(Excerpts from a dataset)
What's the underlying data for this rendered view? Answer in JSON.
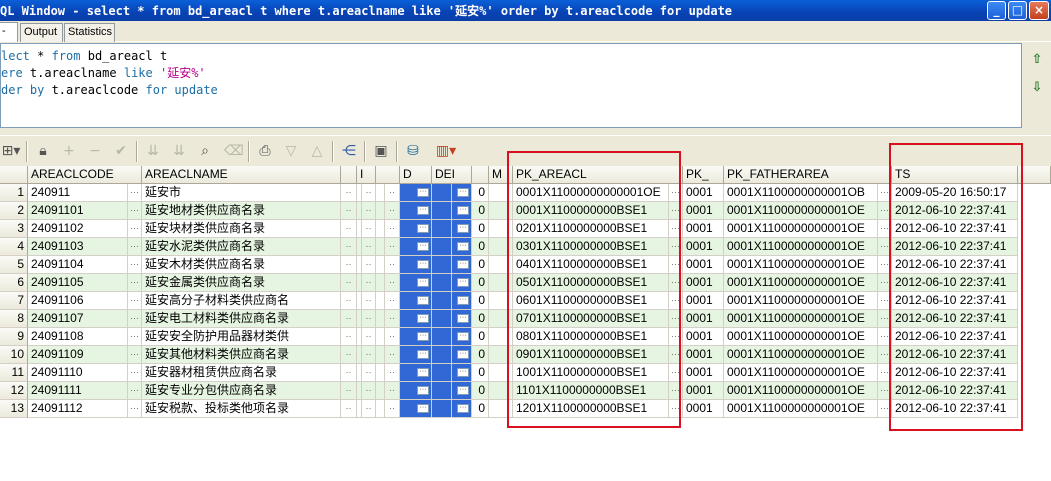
{
  "window": {
    "title": "SQL Window - select * from bd_areacl t where t.areaclname like '延安%' order by t.areaclcode for update",
    "title_visible": "QL Window - select * from bd_areacl t where t.areaclname like '延安%' order by t.areaclcode for update",
    "minimize": "_",
    "maximize": "□",
    "close": "×"
  },
  "tabs": [
    {
      "label": "-"
    },
    {
      "label": "Output"
    },
    {
      "label": "Statistics"
    }
  ],
  "editor": {
    "line1_kw1": "lect",
    "line1_kw2": "from",
    "line1_rest": " * ",
    "line1_table": " bd_areacl t",
    "line2_kw": "ere",
    "line2_mid": " t.areaclname ",
    "line2_kw2": "like",
    "line2_str": "'延安%'",
    "line3_kw": "der by",
    "line3_mid": " t.areaclcode ",
    "line3_kw2": "for update"
  },
  "grid": {
    "columns": [
      "",
      "AREACLCODE",
      "AREACLNAME",
      "",
      "I",
      "",
      "D",
      "DEI",
      "",
      "M",
      "PK_AREACL",
      "PK_",
      "PK_FATHERAREA",
      "TS"
    ],
    "rows": [
      {
        "n": "1",
        "code": "240911",
        "name": "延安市",
        "m": "0",
        "pk": "0001X11000000000001OE",
        "pkf": "0001X1100000000001OB",
        "ts": "2009-05-20 16:50:17",
        "pk_short": "0001"
      },
      {
        "n": "2",
        "code": "24091101",
        "name": "延安地材类供应商名录",
        "m": "0",
        "pk": "0001X1100000000BSE1",
        "pkf": "0001X1100000000001OE",
        "ts": "2012-06-10 22:37:41",
        "pk_short": "0001"
      },
      {
        "n": "3",
        "code": "24091102",
        "name": "延安块材类供应商名录",
        "m": "0",
        "pk": "0201X1100000000BSE1",
        "pkf": "0001X1100000000001OE",
        "ts": "2012-06-10 22:37:41",
        "pk_short": "0001"
      },
      {
        "n": "4",
        "code": "24091103",
        "name": "延安水泥类供应商名录",
        "m": "0",
        "pk": "0301X1100000000BSE1",
        "pkf": "0001X1100000000001OE",
        "ts": "2012-06-10 22:37:41",
        "pk_short": "0001"
      },
      {
        "n": "5",
        "code": "24091104",
        "name": "延安木材类供应商名录",
        "m": "0",
        "pk": "0401X1100000000BSE1",
        "pkf": "0001X1100000000001OE",
        "ts": "2012-06-10 22:37:41",
        "pk_short": "0001"
      },
      {
        "n": "6",
        "code": "24091105",
        "name": "延安金属类供应商名录",
        "m": "0",
        "pk": "0501X1100000000BSE1",
        "pkf": "0001X1100000000001OE",
        "ts": "2012-06-10 22:37:41",
        "pk_short": "0001"
      },
      {
        "n": "7",
        "code": "24091106",
        "name": "延安高分子材料类供应商名",
        "m": "0",
        "pk": "0601X1100000000BSE1",
        "pkf": "0001X1100000000001OE",
        "ts": "2012-06-10 22:37:41",
        "pk_short": "0001"
      },
      {
        "n": "8",
        "code": "24091107",
        "name": "延安电工材料类供应商名录",
        "m": "0",
        "pk": "0701X1100000000BSE1",
        "pkf": "0001X1100000000001OE",
        "ts": "2012-06-10 22:37:41",
        "pk_short": "0001"
      },
      {
        "n": "9",
        "code": "24091108",
        "name": "延安安全防护用品器材类供",
        "m": "0",
        "pk": "0801X1100000000BSE1",
        "pkf": "0001X1100000000001OE",
        "ts": "2012-06-10 22:37:41",
        "pk_short": "0001"
      },
      {
        "n": "10",
        "code": "24091109",
        "name": "延安其他材料类供应商名录",
        "m": "0",
        "pk": "0901X1100000000BSE1",
        "pkf": "0001X1100000000001OE",
        "ts": "2012-06-10 22:37:41",
        "pk_short": "0001"
      },
      {
        "n": "11",
        "code": "24091110",
        "name": "延安器材租赁供应商名录",
        "m": "0",
        "pk": "1001X1100000000BSE1",
        "pkf": "0001X1100000000001OE",
        "ts": "2012-06-10 22:37:41",
        "pk_short": "0001"
      },
      {
        "n": "12",
        "code": "24091111",
        "name": "延安专业分包供应商名录",
        "m": "0",
        "pk": "1101X1100000000BSE1",
        "pkf": "0001X1100000000001OE",
        "ts": "2012-06-10 22:37:41",
        "pk_short": "0001"
      },
      {
        "n": "13",
        "code": "24091112",
        "name": "延安税款、投标类他项名录",
        "m": "0",
        "pk": "1201X1100000000BSE1",
        "pkf": "0001X1100000000001OE",
        "ts": "2012-06-10 22:37:41",
        "pk_short": "0001"
      }
    ]
  },
  "toolbar": {
    "icons": [
      "grid-icon",
      "lock-icon",
      "plus-icon",
      "minus-icon",
      "check-icon",
      "down-double-icon",
      "down-double-icon",
      "binoculars-icon",
      "eraser-icon",
      "print-icon",
      "down-arrow-icon",
      "up-arrow-icon",
      "tree-icon",
      "save-icon",
      "db-icon",
      "chart-icon"
    ]
  },
  "colors": {
    "highlight_border": "#d9101f",
    "selected_column": "#3168d5",
    "alt_row": "#e6f5e1"
  }
}
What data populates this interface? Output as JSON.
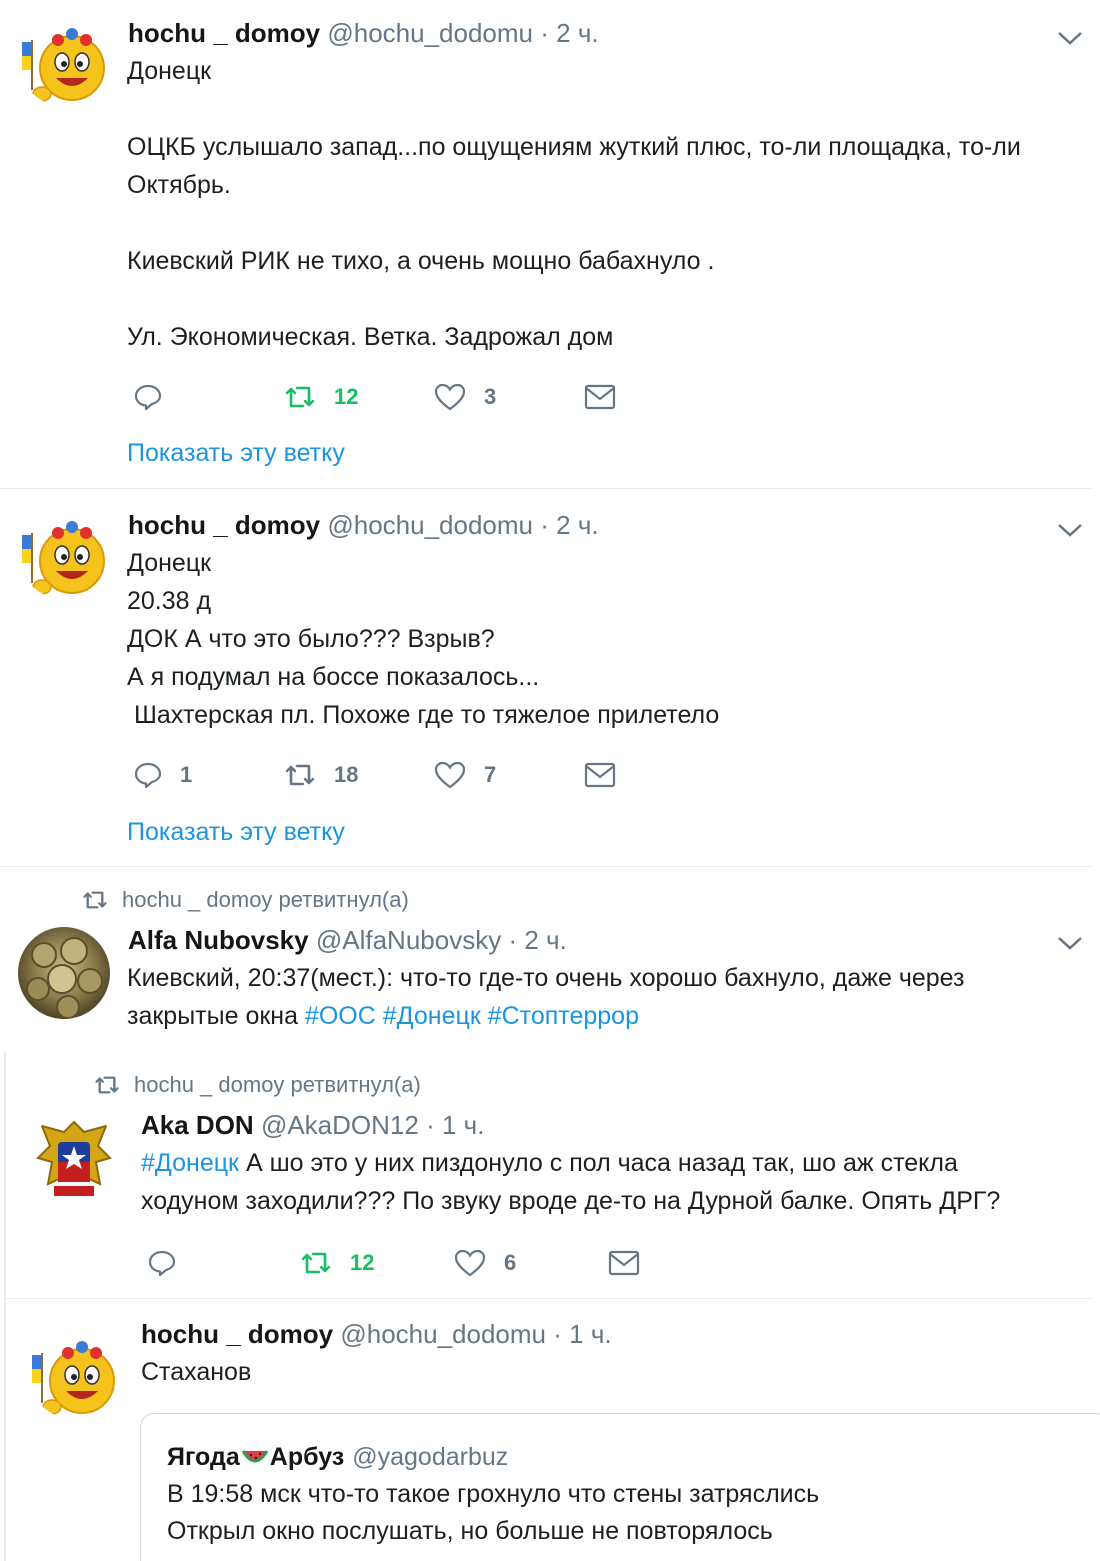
{
  "tweets": [
    {
      "name": "hochu _ domoy",
      "handle": "@hochu_dodomu",
      "dot": "·",
      "time": "2 ч.",
      "body": "Донецк\n\nОЦКБ услышало запад...по ощущениям жуткий плюс, то-ли площадка, то-ли\nОктябрь.\n\nКиевский РИК не тихо, а очень мощно бабахнуло .\n\nУл. Экономическая. Ветка. Задрожал дом",
      "reply_count": "",
      "retweet_count": "12",
      "like_count": "3",
      "show_thread": "Показать эту ветку"
    },
    {
      "name": "hochu _ domoy",
      "handle": "@hochu_dodomu",
      "dot": "·",
      "time": "2 ч.",
      "body": "Донецк\n20.38 д\nДОК А что это было??? Взрыв?\nА я подумал на боссе показалось...\n Шахтерская пл. Похоже где то тяжелое прилетело",
      "reply_count": "1",
      "retweet_count": "18",
      "like_count": "7",
      "show_thread": "Показать эту ветку"
    },
    {
      "retweet_note": "hochu _ domoy ретвитнул(а)",
      "name": "Alfa Nubovsky",
      "handle": "@AlfaNubovsky",
      "dot": "·",
      "time": "2 ч.",
      "body_line1": "Киевский, 20:37(мест.): что-то где-то очень хорошо бахнуло, даже через",
      "body_line2_text": "закрытые окна ",
      "hashtags": [
        "#ООС",
        "#Донецк",
        "#Стоптеррор"
      ]
    },
    {
      "retweet_note": "hochu _ domoy ретвитнул(а)",
      "name": "Aka DON",
      "handle": "@AkaDON12",
      "dot": "·",
      "time": "1 ч.",
      "hashtag": "#Донецк",
      "body_line1_rest": " А шо это у них пиздонуло с пол часа назад так, шо аж стекла",
      "body_line2": "ходуном заходили??? По звуку вроде де-то на Дурной балке. Опять ДРГ?",
      "reply_count": "",
      "retweet_count": "12",
      "like_count": "6"
    },
    {
      "name": "hochu _ domoy",
      "handle": "@hochu_dodomu",
      "dot": "·",
      "time": "1 ч.",
      "body": "Стаханов",
      "quote": {
        "name_part1": "Ягода",
        "name_part2": "Арбуз",
        "handle": "@yagodarbuz",
        "body": "В 19:58 мск что-то такое грохнуло что стены затряслись\nОткрыл окно послушать, но больше не повторялось"
      }
    }
  ],
  "colors": {
    "text": "#14171a",
    "muted": "#657786",
    "link": "#1b95e0",
    "retweet_green": "#17bf63",
    "border": "#e6ecf0"
  },
  "icons": [
    "reply-icon",
    "retweet-icon",
    "like-icon",
    "dm-icon",
    "chevron-down-icon",
    "watermelon-icon"
  ]
}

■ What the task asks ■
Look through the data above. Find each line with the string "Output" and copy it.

■ Your response ■
      "label": "Output"
What data populates this interface? Output as JSON.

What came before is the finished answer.